Brave New World Sometimes very advanced societies overlook the necessities of the individual. In the book Brave New World, Aldous Huxley creates two distinct societies: the Savages and the Fordians. The Fordians are technologically sophisticated, unlike the Savages. However, it is obvious that, overall, the Savages have more practical abilities, have more, complicated, ideals, and are much more advanced emotionally, which all help the individual to grow. The Savage Reservation provides more opportunities for personal growth than does the Fordian society. Throughout the story, it is
shown how the Fordian society is much more advanced technologically than the Savage Reservation. Because the Reservation is not fully equipped with well-developed machinery to do all their work for them, they must learn to do it themselves. Unlike the Fordians, the Savages are taught functional skills, such as stitching up simple tears and weaving. In the story Mitsima, an old man from the reservation, teaches John the Savage how to make a clay pot, using nothing but a lump of clay and his own two hands. This is a very practical and useful tool. The Savages are taught to cook for themselves, and to clean for themselves. These teachings help the individual to grow practically. The Savages also bestow good ideals in their people from which they can learn, understand, and grow. One of the most important things that the Savages are taught is self-control. The Whipping Ceremony is a good example of this. In this ceremony a young man was whipped to death in front of a large audience and throughout it he “made no sound…[and] walked on at the same slow, steady pace” (97). The man is taught that to show his strength he must use the uttermost limits of his self-control. They are also taught self-control in how they are prohibited free sex. They must learn restraint through their lust and desires. It is shown how capable the Savages are when controlling themselves in chapter 13. Lenina, whom John loves and desires more than anything in the world, is proclaiming herself to John, and yet he restrains himself because they are not married. The Savages are also taught
The Future as Portrayed in Brave New World
The Future as Portrayed in Brave New World
Aldous Huxley’s Brave New World opens in a technically advanced future world. In the beginning of this book, we see the Director of World Hatcheries lead the new hatchery students on a tour of a Conditioning Center in London where babies are produced in bottles and pre-sorted to determine which class level they will be born into. These class level range from Alpha-plus, the highest level, to Epsilon-minus, the lowest.
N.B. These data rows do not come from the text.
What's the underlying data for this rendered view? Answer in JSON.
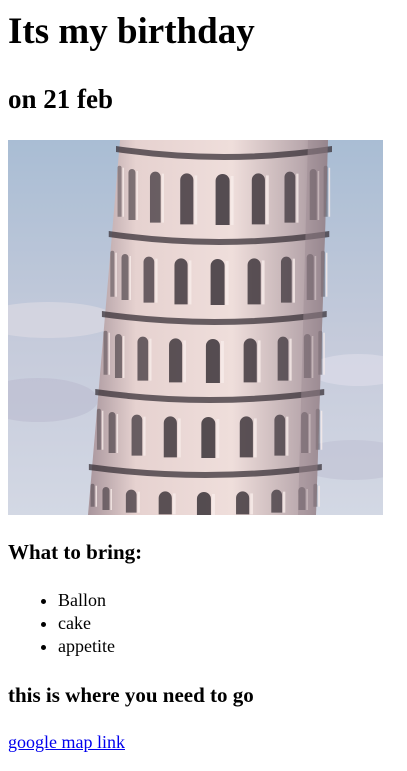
{
  "header": {
    "title": "Its my birthday",
    "subtitle": "on 21 feb"
  },
  "image": {
    "subject": "leaning tower of pisa",
    "colors": {
      "sky_top": "#a9bdd4",
      "sky_bottom": "#cfd6e2",
      "tower_light": "#ead8d6",
      "tower_shade": "#9e8c93",
      "arch_dark": "#3a3238"
    }
  },
  "bring": {
    "heading": "What to bring:",
    "items": [
      "Ballon",
      "cake",
      "appetite"
    ]
  },
  "directions": {
    "heading": "this is where you need to go",
    "link_label": "google map link",
    "link_color": "#0000ee"
  }
}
There are no parents, and babies are conditioned from birth to learn certain behaviors. All diseases have been eliminated, and when people are feeling down, they just take soma, a wonder drug. Also, people are conditioned from birth not to love one person, so there is no marriage and most people have many lovers. There is no God; instead, Henry Ford is worshipped as the god Ford. Another accomplishment of this society is the elimination of aging. Bernard Marx has unorthodox viewpoints and is outcast as an eccentric. He likes being alone, but in this society being alone is discouraged. His isolation from society has made him very different from everyone else. His only friend is Helmholtz Watson, an accomplished intellect who writes government propaganda. Watson has grown war of life as it is, and his supervisors have him under close watch. Two co-workers are discussing Lenina Crowne, another worker, in a changing room. They act as if she were property, able to be bought and sold. Bernard is disgusted by this, so he decides to ask Lenina to go to a Savage Reservation in New Mexico. Bernard visits the Director for permission to go. The Director tells a story of when he went to a Savage Reservation with Linda, a pretty colleague. During their visit,Linda was lost, and the Director had to leave. So Bernard and Lenina go to the Savage Reservation, which is inhabited by Indians. They quickly find Linda among the Indians. At first they do not realize who she is, but she explains what happened. Linda is aged and obese. Also, Linda has a son named John who is the Director’s child. John is educated and mature, having read Shakespeare (forbidden in civilization). Bernard takes the two back to London for study. Once back, Linda takes too much soma, so she falls into a coma. John is displayed by Bernard, who becomes a hero.